| Problem details |
The data is to be set down once more, exactly as it reads.

Excerpts from a dataset:
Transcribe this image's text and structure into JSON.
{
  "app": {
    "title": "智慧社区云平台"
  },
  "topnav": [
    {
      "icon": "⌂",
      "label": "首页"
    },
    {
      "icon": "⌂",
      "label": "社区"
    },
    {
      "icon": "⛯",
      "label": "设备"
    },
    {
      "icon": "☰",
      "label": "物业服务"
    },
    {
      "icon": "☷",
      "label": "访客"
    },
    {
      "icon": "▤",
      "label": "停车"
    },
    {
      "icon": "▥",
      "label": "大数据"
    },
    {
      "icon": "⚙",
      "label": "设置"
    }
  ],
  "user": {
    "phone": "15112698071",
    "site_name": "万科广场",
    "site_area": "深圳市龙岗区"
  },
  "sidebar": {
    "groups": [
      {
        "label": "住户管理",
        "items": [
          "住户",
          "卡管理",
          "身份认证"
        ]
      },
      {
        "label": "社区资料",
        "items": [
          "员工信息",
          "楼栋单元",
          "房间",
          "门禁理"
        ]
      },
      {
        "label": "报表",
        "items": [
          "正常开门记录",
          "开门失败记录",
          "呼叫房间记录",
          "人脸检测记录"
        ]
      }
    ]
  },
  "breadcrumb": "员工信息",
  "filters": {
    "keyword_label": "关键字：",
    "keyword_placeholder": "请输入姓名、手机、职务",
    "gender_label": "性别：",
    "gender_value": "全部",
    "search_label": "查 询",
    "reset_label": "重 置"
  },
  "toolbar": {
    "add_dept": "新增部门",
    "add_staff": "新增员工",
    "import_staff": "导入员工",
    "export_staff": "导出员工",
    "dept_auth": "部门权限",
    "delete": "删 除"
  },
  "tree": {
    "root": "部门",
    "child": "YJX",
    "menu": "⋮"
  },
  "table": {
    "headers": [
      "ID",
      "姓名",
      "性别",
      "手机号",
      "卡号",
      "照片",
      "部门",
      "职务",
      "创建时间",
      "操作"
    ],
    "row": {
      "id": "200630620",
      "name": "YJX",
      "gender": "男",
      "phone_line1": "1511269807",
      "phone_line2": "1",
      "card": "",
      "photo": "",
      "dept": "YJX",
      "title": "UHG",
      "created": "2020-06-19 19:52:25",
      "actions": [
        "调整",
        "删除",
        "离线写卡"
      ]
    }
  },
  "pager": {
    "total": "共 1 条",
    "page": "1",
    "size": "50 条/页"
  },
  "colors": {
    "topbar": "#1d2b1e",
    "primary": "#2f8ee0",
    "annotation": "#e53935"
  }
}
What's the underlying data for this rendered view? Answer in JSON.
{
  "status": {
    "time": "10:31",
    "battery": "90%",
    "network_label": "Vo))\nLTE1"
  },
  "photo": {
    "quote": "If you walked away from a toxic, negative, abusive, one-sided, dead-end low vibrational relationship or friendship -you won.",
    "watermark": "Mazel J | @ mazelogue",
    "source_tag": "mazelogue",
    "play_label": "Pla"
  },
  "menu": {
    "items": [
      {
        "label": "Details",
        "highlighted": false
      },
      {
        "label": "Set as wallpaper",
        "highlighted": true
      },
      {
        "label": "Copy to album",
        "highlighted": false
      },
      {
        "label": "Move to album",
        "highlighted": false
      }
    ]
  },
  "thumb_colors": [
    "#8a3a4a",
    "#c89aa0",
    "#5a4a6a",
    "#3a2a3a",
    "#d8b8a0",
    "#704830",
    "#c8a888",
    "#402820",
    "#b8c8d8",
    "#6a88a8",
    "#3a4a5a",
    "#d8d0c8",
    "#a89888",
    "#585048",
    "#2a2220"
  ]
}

| Exercise response |
Transcribe this image's text and structure into JSON.
{
  "app": {
    "title": "智慧社区云平台"
  },
  "topnav": [
    {
      "icon": "⌂",
      "label": "首页"
    },
    {
      "icon": "⌂",
      "label": "社区"
    },
    {
      "icon": "⛯",
      "label": "设备"
    },
    {
      "icon": "☰",
      "label": "物业服务"
    },
    {
      "icon": "☷",
      "label": "访客"
    },
    {
      "icon": "▤",
      "label": "停车"
    },
    {
      "icon": "▥",
      "label": "大数据"
    },
    {
      "icon": "⚙",
      "label": "设置"
    }
  ],
  "user": {
    "phone": "15112698071",
    "site_name": "万科广场",
    "site_area": "深圳市龙岗区"
  },
  "sidebar": {
    "groups": [
      {
        "label": "住户管理",
        "items": [
          "住户",
          "卡管理",
          "身份认证"
        ]
      },
      {
        "label": "社区资料",
        "items": [
          "员工信息",
          "楼栋单元",
          "房间",
          "门禁理"
        ]
      },
      {
        "label": "报表",
        "items": [
          "正常开门记录",
          "开门失败记录",
          "呼叫房间记录",
          "人脸检测记录"
        ]
      }
    ]
  },
  "breadcrumb": "员工信息",
  "filters": {
    "keyword_label": "关键字：",
    "keyword_placeholder": "请输入姓名、手机、职务",
    "gender_label": "性别：",
    "gender_value": "全部",
    "search_label": "查 询",
    "reset_label": "重 置"
  },
  "toolbar": {
    "add_dept": "新增部门",
    "add_staff": "新增员工",
    "import_staff": "导入员工",
    "export_staff": "导出员工",
    "dept_auth": "部门权限",
    "delete": "删 除"
  },
  "tree": {
    "root": "部门",
    "child": "YJX",
    "menu": "⋮"
  },
  "table": {
    "headers": [
      "ID",
      "姓名",
      "性别",
      "手机号",
      "卡号",
      "照片",
      "部门",
      "职务",
      "创建时间",
      "操作"
    ],
    "row": {
      "id": "200630620",
      "name": "YJX",
      "gender": "男",
      "phone_line1": "1511269807",
      "phone_line2": "1",
      "card": "",
      "photo": "",
      "dept": "YJX",
      "title": "UHG",
      "created": "2020-06-19 19:52:25",
      "actions": [
        "调整",
        "删除",
        "离线写卡"
      ]
    }
  },
  "pager": {
    "total": "共 1 条",
    "page": "1",
    "size": "50 条/页"
  },
  "colors": {
    "topbar": "#1d2b1e",
    "primary": "#2f8ee0",
    "annotation": "#e53935"
  }
}
What's the underlying data for this rendered view? Answer in JSON.
{
  "status": {
    "time": "10:31",
    "battery": "90%",
    "network_label": "Vo))\nLTE1"
  },
  "photo": {
    "quote": "If you walked away from a toxic, negative, abusive, one-sided, dead-end low vibrational relationship or friendship -you won.",
    "watermark": "Mazel J | @ mazelogue",
    "source_tag": "mazelogue",
    "play_label": "Pla"
  },
  "menu": {
    "items": [
      {
        "label": "Details",
        "highlighted": false
      },
      {
        "label": "Set as wallpaper",
        "highlighted": true
      },
      {
        "label": "Copy to album",
        "highlighted": false
      },
      {
        "label": "Move to album",
        "highlighted": false
      }
    ]
  },
  "thumb_colors": [
    "#8a3a4a",
    "#c89aa0",
    "#5a4a6a",
    "#3a2a3a",
    "#d8b8a0",
    "#704830",
    "#c8a888",
    "#402820",
    "#b8c8d8",
    "#6a88a8",
    "#3a4a5a",
    "#d8d0c8",
    "#a89888",
    "#585048",
    "#2a2220"
  ]
}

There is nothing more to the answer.